## Dataset rows for apps and sites
*** Block opens ***

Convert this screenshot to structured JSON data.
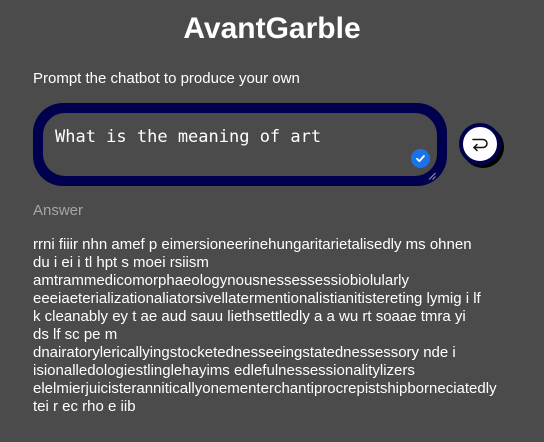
{
  "app": {
    "title": "AvantGarble"
  },
  "prompt": {
    "label": "Prompt the chatbot to produce your own",
    "value": "What is the meaning of art"
  },
  "send_button": {
    "icon": "return-arrow-icon"
  },
  "answer": {
    "label": "Answer",
    "text": "rrni fiiir nhn amef p eimersioneerinehungaritarietalisedly ms ohnen\ndu i ei i tl hpt s moei rsiism\namtrammedicomorphaeologynousnessessessiobiolularly\neeeiaeterializationaliatorsivellatermentionalistianitistereting lymig i lf\nk cleanably ey t ae aud sauu liethsettledly a a wu rt soaae tmra yi\nds lf sc pe m\ndnairatorylericallyingstocketednesseeingstatednessessory nde i\nisionalledologiestlinglehayims edlefulnessessionalitylizers\nelelmierjuicisteranniticallyonementerchantiprocrepistshipborneciatedly\ntei r ec rho e iib"
  },
  "colors": {
    "background": "#4b4b4b",
    "prompt_border": "#00004f",
    "check_badge": "#1a73e8",
    "answer_label": "#a6a6a6"
  }
}
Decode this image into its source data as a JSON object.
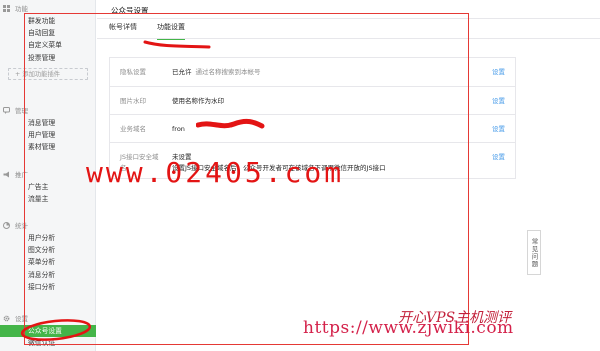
{
  "sidebar": {
    "groups": [
      {
        "title": "功能",
        "icon": "grid-icon",
        "items": [
          "群发功能",
          "自动回复",
          "自定义菜单",
          "投票管理"
        ],
        "add_plugin": "+ 添加功能插件"
      },
      {
        "title": "管理",
        "icon": "message-icon",
        "items": [
          "消息管理",
          "用户管理",
          "素材管理"
        ]
      },
      {
        "title": "推广",
        "icon": "megaphone-icon",
        "items": [
          "广告主",
          "流量主"
        ]
      },
      {
        "title": "统计",
        "icon": "chart-icon",
        "items": [
          "用户分析",
          "图文分析",
          "菜单分析",
          "消息分析",
          "接口分析"
        ]
      },
      {
        "title": "设置",
        "icon": "gear-icon",
        "items": [
          "公众号设置",
          "微信认证"
        ]
      }
    ],
    "active_item": "公众号设置"
  },
  "main": {
    "page_title": "公众号设置",
    "tabs": [
      {
        "label": "帐号详情",
        "active": false
      },
      {
        "label": "功能设置",
        "active": true
      }
    ],
    "settings": [
      {
        "label": "隐私设置",
        "value": "已允许",
        "desc": "通过名称搜索到本帐号",
        "action": "设置"
      },
      {
        "label": "图片水印",
        "value": "使用名称作为水印",
        "desc": "",
        "action": "设置"
      },
      {
        "label": "业务域名",
        "value": "fron",
        "desc": "",
        "action": "设置"
      },
      {
        "label": "JS接口安全域名",
        "value": "未设置",
        "desc": "设置JS接口安全域名后，公众号开发者可在该域名下调用微信开放的JS接口",
        "action": "设置"
      }
    ],
    "help_button": "常见问题"
  },
  "overlays": {
    "watermark_url": "www.02405.com",
    "watermark_site": "https://www.zjwiki.com",
    "watermark_brand": "开心VPS主机测评",
    "annotation_color": "#e53935"
  }
}
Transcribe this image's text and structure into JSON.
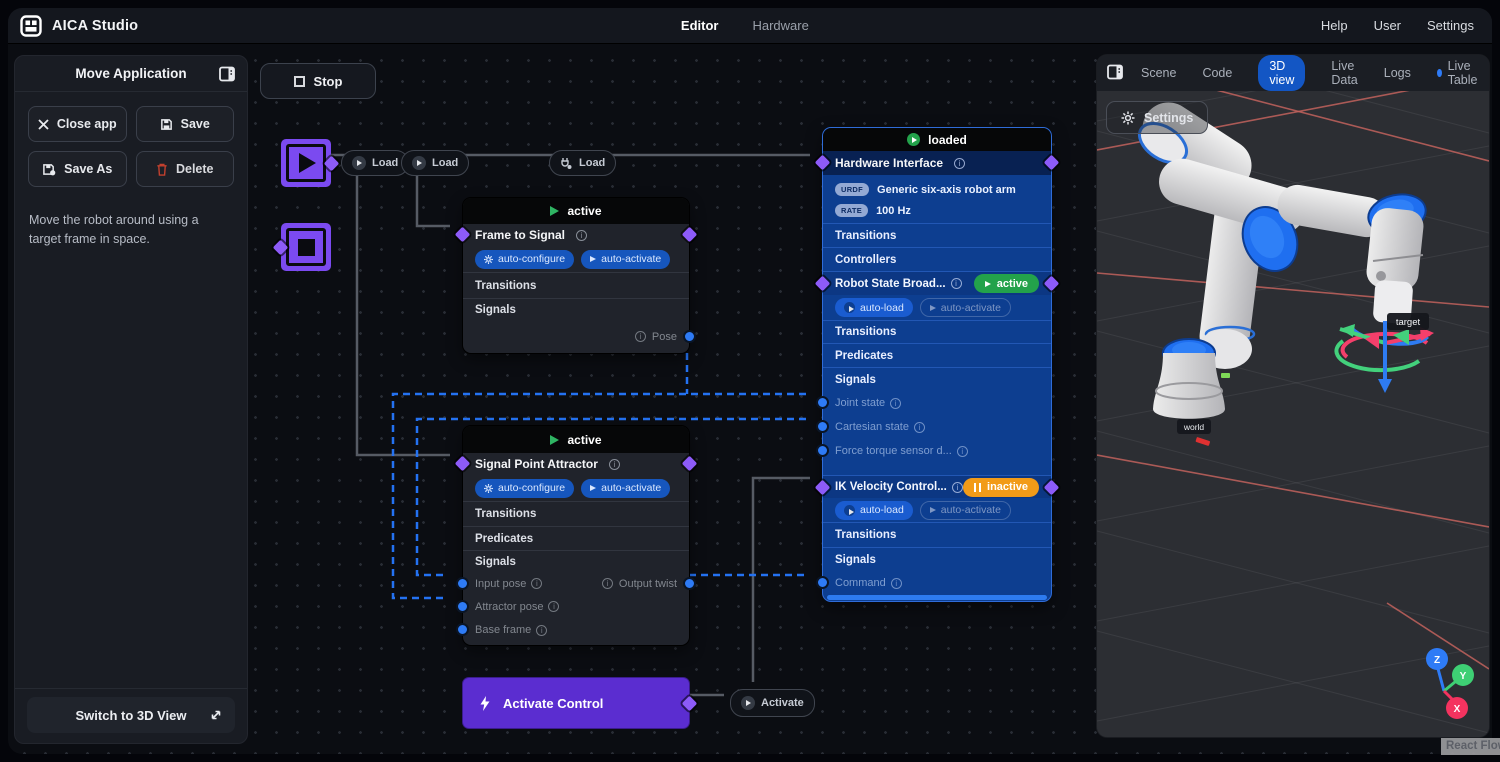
{
  "titlebar": {
    "app_title": "AICA Studio",
    "tab_editor": "Editor",
    "tab_hardware": "Hardware",
    "help": "Help",
    "user": "User",
    "settings": "Settings"
  },
  "sidebar": {
    "title": "Move Application",
    "close_app": "Close app",
    "save": "Save",
    "save_as": "Save As",
    "delete": "Delete",
    "description": "Move the robot around using a target frame in space.",
    "switch_3d": "Switch to 3D View"
  },
  "canvas": {
    "stop_button": "Stop",
    "load_pill_1": "Load",
    "load_pill_2": "Load",
    "load_pill_3": "Load",
    "activate_pill": "Activate",
    "frame_to_signal": {
      "status": "active",
      "title": "Frame to Signal",
      "pill_configure": "auto-configure",
      "pill_activate": "auto-activate",
      "section_transitions": "Transitions",
      "section_signals": "Signals",
      "port_pose": "Pose"
    },
    "attractor": {
      "status": "active",
      "title": "Signal Point Attractor",
      "pill_configure": "auto-configure",
      "pill_activate": "auto-activate",
      "section_transitions": "Transitions",
      "section_predicates": "Predicates",
      "section_signals": "Signals",
      "port_input_pose": "Input pose",
      "port_output_twist": "Output twist",
      "port_attractor_pose": "Attractor pose",
      "port_base_frame": "Base frame"
    },
    "hardware": {
      "status": "loaded",
      "title": "Hardware Interface",
      "urdf_badge": "URDF",
      "urdf_value": "Generic six-axis robot arm",
      "rate_badge": "RATE",
      "rate_value": "100 Hz",
      "section_transitions": "Transitions",
      "section_controllers": "Controllers",
      "rsb": {
        "title": "Robot State Broad...",
        "status": "active",
        "pill_load": "auto-load",
        "pill_activate": "auto-activate",
        "section_transitions": "Transitions",
        "section_predicates": "Predicates",
        "section_signals": "Signals",
        "port_joint": "Joint state",
        "port_cartesian": "Cartesian state",
        "port_force": "Force torque sensor d..."
      },
      "ik": {
        "title": "IK Velocity Control...",
        "status": "inactive",
        "pill_load": "auto-load",
        "pill_activate": "auto-activate",
        "section_transitions": "Transitions",
        "section_signals": "Signals",
        "port_command": "Command"
      }
    },
    "activate_control": {
      "label": "Activate Control"
    }
  },
  "right_panel": {
    "tab_scene": "Scene",
    "tab_code": "Code",
    "tab_3d": "3D view",
    "tab_live_data": "Live Data",
    "tab_logs": "Logs",
    "tab_live_table": "Live Table",
    "settings_button": "Settings",
    "target_label": "target",
    "world_label": "world",
    "axis_x": "X",
    "axis_y": "Y",
    "axis_z": "Z",
    "watermark": "React Flow"
  },
  "colors": {
    "accent_purple": "#8d5bf8",
    "node_blue": "#0d3e90",
    "status_green": "#23a24b",
    "status_orange": "#f29b18",
    "port_blue": "#2e7bf6",
    "tab_active_blue": "#1356c4"
  }
}
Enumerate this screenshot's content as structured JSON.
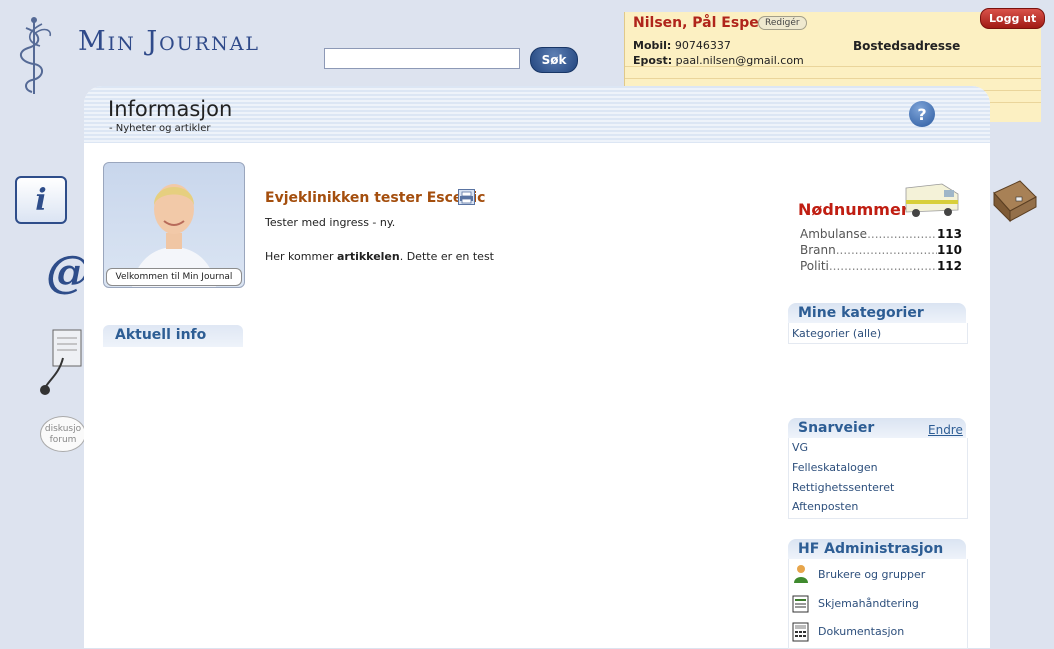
{
  "header": {
    "app_title": "Min Journal",
    "search": {
      "value": "",
      "placeholder": ""
    },
    "search_button": "Søk"
  },
  "user": {
    "name": "Nilsen, Pål Espen",
    "edit_label": "Redigér",
    "mobil_label": "Mobil:",
    "mobil_value": "90746337",
    "epost_label": "Epost:",
    "epost_value": "paal.nilsen@gmail.com",
    "bosted_label": "Bostedsadresse",
    "logout_label": "Logg ut"
  },
  "side_icons": [
    {
      "name": "info-icon",
      "label": "i"
    },
    {
      "name": "email-icon",
      "label": "@"
    },
    {
      "name": "journal-stethoscope-icon",
      "label": ""
    },
    {
      "name": "discussion-forum-icon",
      "label": "diskusjo forum"
    }
  ],
  "panel": {
    "title": "Informasjon",
    "subtitle": "- Nyheter og artikler"
  },
  "welcome": {
    "caption": "Velkommen til Min Journal"
  },
  "aktuell": {
    "title": "Aktuell info"
  },
  "article": {
    "title": "Evjeklinikken tester Escenic",
    "ingress": "Tester med ingress - ny.",
    "body_prefix": "Her kommer ",
    "body_bold": "artikkelen",
    "body_suffix": ". Dette er en test"
  },
  "emergency": {
    "title": "Nødnummer",
    "rows": [
      {
        "label": "Ambulanse",
        "dots": "........................................",
        "number": "113"
      },
      {
        "label": "Brann",
        "dots": ".....................................................",
        "number": "110"
      },
      {
        "label": "Politi",
        "dots": ".....................................................",
        "number": "112"
      }
    ]
  },
  "kategorier": {
    "title": "Mine kategorier",
    "items": [
      "Kategorier (alle)"
    ]
  },
  "snarveier": {
    "title": "Snarveier",
    "edit_label": "Endre",
    "items": [
      "VG",
      "Felleskatalogen",
      "Rettighetssenteret",
      "Aftenposten"
    ]
  },
  "hf_admin": {
    "title": "HF Administrasjon",
    "items": [
      {
        "label": "Brukere og grupper",
        "icon": "users-icon"
      },
      {
        "label": "Skjemahåndtering",
        "icon": "form-icon"
      },
      {
        "label": "Dokumentasjon",
        "icon": "document-icon"
      }
    ]
  },
  "colors": {
    "brand_blue": "#2f4a8a",
    "user_name_red": "#b0251b",
    "article_title_brown": "#a44e0d",
    "box_title_blue": "#2d5d94",
    "emergency_red": "#c01e12",
    "user_panel_bg": "#fcf0c2"
  }
}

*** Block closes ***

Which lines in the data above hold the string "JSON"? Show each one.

## Answer to this exercise
Convert this screenshot to structured JSON data.
Decode this image into its source data as a JSON object.
Transcribe this image's text and structure into JSON.
Enumerate this screenshot's content as structured JSON.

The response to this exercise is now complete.